[Exercise requirements] Take every line from the material that has the word "Rate" in it.
(Entries shown Opens)
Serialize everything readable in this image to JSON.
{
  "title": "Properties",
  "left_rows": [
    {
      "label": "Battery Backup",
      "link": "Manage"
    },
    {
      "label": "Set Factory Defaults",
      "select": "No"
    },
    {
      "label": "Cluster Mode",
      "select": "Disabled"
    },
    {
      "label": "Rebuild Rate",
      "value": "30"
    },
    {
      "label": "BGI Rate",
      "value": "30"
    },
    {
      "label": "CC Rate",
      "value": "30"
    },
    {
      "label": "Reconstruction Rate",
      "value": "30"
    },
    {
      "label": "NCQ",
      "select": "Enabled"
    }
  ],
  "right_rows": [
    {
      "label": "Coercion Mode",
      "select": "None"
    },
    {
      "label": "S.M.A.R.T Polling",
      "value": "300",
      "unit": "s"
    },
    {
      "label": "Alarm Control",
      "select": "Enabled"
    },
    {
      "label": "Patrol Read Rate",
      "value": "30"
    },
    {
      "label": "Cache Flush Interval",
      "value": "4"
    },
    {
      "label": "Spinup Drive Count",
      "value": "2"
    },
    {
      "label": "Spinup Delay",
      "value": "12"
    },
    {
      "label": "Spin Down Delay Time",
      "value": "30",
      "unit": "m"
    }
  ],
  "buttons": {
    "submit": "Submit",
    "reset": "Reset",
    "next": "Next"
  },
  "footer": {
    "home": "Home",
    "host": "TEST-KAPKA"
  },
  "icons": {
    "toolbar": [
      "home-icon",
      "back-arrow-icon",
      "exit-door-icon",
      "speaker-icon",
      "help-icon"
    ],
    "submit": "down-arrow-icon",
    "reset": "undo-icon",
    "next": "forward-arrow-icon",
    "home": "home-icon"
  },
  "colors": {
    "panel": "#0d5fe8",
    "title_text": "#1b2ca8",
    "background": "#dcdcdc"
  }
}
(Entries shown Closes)
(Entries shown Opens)
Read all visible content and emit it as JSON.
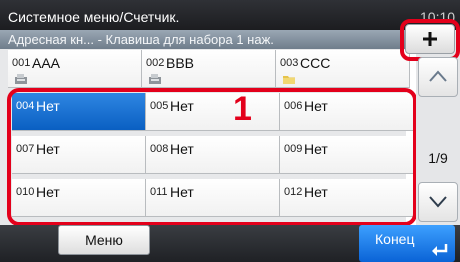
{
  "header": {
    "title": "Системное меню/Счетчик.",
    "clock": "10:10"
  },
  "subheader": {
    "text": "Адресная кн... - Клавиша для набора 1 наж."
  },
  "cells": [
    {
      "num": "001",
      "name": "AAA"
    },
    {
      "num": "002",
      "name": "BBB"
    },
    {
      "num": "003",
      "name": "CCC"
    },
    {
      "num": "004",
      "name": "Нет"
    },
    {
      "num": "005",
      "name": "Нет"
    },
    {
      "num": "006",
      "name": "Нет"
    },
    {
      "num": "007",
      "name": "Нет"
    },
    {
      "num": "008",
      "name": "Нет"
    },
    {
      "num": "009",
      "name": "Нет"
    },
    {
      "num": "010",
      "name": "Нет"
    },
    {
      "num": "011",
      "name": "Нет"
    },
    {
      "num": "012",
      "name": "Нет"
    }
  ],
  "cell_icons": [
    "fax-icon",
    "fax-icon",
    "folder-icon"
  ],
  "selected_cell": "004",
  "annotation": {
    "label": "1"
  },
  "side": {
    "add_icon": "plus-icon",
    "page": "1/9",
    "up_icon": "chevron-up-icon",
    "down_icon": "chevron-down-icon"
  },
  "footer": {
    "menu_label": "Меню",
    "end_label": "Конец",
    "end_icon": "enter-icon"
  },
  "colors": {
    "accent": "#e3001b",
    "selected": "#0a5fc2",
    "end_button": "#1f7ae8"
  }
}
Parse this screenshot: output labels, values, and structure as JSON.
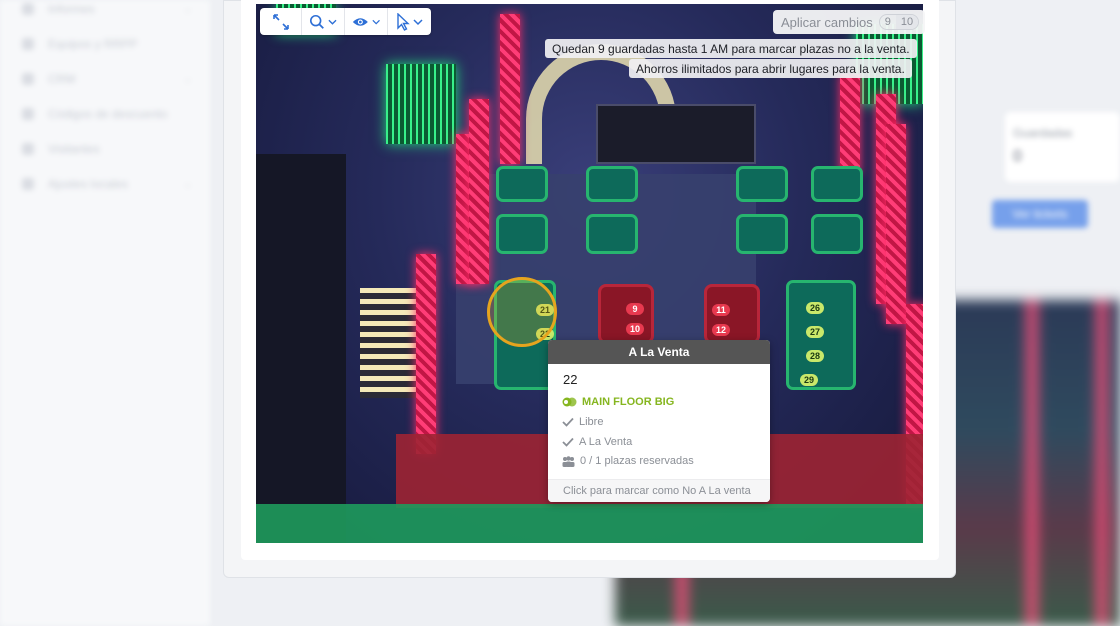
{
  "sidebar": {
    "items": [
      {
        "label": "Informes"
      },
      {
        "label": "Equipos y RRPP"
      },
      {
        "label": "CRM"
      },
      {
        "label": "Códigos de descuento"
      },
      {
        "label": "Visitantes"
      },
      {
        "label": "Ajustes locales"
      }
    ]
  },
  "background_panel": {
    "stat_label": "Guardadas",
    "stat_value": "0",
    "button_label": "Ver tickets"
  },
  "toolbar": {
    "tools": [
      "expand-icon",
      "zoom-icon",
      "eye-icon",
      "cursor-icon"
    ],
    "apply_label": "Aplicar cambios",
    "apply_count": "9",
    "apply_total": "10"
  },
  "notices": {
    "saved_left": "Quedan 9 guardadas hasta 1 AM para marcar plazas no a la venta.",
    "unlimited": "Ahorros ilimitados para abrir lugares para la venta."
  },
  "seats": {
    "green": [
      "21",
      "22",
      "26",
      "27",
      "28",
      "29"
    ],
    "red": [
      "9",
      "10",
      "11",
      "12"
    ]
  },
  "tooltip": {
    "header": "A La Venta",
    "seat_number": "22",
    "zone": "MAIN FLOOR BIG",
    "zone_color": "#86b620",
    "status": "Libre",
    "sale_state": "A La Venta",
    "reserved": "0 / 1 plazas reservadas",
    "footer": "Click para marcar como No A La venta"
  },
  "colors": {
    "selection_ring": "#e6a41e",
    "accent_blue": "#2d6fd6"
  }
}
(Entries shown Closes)
[Written answer]
      "label": "Rebuild Rate",
      "label": "BGI Rate",
      "label": "CC Rate",
      "label": "Reconstruction Rate",
      "label": "Patrol Read Rate",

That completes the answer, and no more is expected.